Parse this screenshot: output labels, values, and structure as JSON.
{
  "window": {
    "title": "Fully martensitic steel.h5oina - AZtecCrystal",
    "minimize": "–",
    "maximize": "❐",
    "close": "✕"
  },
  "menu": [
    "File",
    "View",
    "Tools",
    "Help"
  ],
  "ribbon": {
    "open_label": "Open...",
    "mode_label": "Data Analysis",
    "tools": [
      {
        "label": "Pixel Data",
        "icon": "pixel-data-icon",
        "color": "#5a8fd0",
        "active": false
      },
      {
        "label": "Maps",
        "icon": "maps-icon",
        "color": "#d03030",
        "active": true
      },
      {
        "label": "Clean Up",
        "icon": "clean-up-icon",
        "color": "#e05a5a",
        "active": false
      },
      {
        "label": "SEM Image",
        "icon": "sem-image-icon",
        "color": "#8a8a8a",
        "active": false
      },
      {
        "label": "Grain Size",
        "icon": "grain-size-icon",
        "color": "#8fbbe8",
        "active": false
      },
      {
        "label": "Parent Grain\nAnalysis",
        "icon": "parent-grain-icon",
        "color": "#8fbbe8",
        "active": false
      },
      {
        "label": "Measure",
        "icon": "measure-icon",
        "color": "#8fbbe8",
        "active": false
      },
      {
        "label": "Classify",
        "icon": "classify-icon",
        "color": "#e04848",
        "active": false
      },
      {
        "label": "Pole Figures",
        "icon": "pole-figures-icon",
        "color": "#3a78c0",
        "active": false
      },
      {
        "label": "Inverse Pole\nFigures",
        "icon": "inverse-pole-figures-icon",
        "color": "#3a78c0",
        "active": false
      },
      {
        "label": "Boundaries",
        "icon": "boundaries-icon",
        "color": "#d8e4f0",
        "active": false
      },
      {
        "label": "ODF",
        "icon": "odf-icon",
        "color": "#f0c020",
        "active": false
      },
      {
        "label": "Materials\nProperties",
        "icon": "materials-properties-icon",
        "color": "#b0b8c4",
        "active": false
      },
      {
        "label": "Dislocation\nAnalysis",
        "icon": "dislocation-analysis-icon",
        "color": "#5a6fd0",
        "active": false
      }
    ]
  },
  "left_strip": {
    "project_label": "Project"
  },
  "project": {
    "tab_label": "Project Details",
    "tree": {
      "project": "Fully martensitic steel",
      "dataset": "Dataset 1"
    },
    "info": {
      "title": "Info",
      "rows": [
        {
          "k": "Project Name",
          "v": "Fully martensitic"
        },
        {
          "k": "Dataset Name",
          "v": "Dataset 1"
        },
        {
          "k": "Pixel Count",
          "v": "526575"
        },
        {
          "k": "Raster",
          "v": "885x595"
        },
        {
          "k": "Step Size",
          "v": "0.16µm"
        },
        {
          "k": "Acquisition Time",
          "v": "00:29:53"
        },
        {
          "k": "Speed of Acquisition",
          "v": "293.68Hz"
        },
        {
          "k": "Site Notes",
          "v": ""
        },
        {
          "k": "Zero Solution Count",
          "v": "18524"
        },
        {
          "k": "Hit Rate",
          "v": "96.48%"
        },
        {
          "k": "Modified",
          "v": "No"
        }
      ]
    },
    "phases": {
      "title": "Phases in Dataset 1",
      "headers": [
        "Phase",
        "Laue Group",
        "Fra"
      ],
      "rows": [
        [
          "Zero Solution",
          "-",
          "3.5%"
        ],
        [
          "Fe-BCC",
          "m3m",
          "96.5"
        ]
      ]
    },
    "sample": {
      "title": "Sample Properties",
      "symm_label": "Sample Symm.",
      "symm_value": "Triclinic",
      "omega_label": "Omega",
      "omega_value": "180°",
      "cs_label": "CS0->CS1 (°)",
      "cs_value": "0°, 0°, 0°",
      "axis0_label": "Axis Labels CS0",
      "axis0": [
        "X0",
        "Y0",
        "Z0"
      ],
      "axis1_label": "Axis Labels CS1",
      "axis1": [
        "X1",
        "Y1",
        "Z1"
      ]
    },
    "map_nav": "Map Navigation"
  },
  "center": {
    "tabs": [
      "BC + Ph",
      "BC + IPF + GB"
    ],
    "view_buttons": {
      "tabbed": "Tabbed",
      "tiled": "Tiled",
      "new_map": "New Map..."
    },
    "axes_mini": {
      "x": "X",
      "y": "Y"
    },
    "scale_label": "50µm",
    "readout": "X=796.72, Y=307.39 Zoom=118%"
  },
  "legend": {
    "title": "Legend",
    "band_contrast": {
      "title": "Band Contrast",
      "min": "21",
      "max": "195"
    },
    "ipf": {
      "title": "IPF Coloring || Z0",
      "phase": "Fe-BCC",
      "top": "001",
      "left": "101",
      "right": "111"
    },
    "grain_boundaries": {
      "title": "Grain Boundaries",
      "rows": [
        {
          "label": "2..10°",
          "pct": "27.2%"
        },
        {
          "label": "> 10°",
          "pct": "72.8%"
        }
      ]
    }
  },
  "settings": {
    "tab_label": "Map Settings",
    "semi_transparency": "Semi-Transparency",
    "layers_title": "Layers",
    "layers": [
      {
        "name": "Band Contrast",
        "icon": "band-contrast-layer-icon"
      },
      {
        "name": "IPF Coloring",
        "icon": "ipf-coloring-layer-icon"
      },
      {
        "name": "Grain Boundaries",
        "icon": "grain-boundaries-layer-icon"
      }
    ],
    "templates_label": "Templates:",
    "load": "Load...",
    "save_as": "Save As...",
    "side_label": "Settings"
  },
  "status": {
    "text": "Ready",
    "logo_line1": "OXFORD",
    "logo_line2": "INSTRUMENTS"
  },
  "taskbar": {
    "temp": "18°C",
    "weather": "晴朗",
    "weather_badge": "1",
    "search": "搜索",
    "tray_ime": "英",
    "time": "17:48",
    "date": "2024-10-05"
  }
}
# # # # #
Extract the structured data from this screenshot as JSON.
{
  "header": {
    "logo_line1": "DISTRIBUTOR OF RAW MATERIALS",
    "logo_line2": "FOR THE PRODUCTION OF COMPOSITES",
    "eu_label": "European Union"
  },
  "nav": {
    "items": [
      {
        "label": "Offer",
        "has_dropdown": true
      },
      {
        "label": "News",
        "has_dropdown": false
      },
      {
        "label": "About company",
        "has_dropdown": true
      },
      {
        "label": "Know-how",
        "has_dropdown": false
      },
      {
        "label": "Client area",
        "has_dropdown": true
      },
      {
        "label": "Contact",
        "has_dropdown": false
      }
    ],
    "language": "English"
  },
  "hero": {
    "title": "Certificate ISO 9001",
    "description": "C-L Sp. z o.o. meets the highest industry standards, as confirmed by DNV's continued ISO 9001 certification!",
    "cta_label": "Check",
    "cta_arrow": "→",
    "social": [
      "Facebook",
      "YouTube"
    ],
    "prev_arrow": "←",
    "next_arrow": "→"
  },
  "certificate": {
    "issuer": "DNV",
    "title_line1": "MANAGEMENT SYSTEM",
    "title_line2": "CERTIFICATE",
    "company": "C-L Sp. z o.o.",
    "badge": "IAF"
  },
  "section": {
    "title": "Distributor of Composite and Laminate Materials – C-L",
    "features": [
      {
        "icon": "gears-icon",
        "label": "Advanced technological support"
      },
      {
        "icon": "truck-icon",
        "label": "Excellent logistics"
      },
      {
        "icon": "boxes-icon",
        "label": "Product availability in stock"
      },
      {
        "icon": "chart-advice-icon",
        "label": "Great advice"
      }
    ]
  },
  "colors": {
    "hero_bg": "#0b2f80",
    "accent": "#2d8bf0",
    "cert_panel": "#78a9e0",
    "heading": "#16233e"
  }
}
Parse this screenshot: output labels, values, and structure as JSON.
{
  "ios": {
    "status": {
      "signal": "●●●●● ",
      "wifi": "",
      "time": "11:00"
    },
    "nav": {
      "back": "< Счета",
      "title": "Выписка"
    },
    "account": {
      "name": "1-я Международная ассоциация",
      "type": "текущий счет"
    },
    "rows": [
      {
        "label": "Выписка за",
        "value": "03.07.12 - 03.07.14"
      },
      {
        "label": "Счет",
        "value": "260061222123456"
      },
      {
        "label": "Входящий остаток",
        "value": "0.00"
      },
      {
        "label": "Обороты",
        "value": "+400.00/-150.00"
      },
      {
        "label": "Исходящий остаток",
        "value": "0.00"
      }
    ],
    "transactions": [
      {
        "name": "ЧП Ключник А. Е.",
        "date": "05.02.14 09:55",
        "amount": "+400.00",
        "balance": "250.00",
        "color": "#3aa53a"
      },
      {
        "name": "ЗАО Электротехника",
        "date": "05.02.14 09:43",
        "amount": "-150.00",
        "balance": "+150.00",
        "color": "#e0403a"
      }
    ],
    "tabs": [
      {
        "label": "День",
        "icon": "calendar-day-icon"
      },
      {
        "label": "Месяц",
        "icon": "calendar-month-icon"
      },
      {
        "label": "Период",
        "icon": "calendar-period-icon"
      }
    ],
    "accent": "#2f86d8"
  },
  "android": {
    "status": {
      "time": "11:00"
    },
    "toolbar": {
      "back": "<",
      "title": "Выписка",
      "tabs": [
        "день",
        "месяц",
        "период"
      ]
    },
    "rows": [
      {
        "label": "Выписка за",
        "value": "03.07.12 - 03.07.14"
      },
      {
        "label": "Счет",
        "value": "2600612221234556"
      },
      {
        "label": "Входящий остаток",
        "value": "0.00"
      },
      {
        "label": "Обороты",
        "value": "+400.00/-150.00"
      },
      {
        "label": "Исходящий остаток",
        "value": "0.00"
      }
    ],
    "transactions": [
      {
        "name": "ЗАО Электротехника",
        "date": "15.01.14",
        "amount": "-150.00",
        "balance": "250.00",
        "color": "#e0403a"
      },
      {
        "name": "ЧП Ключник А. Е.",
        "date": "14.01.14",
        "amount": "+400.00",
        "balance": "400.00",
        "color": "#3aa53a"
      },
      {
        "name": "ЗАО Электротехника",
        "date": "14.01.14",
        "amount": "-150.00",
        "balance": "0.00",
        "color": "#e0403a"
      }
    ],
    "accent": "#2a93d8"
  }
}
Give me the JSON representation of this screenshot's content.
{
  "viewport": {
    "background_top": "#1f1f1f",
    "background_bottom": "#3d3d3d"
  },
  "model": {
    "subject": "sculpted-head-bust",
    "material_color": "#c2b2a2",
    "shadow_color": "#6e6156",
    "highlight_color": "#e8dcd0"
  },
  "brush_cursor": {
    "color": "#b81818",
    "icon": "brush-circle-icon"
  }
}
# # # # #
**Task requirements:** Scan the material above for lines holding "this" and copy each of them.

**The completed task:**
Parse this screenshot: output labels, values, and structure as JSON.
Extract the structured data from this screenshot as JSON.
Parse this screenshot: output labels, values, and structure as JSON.
Give me the JSON representation of this screenshot's content.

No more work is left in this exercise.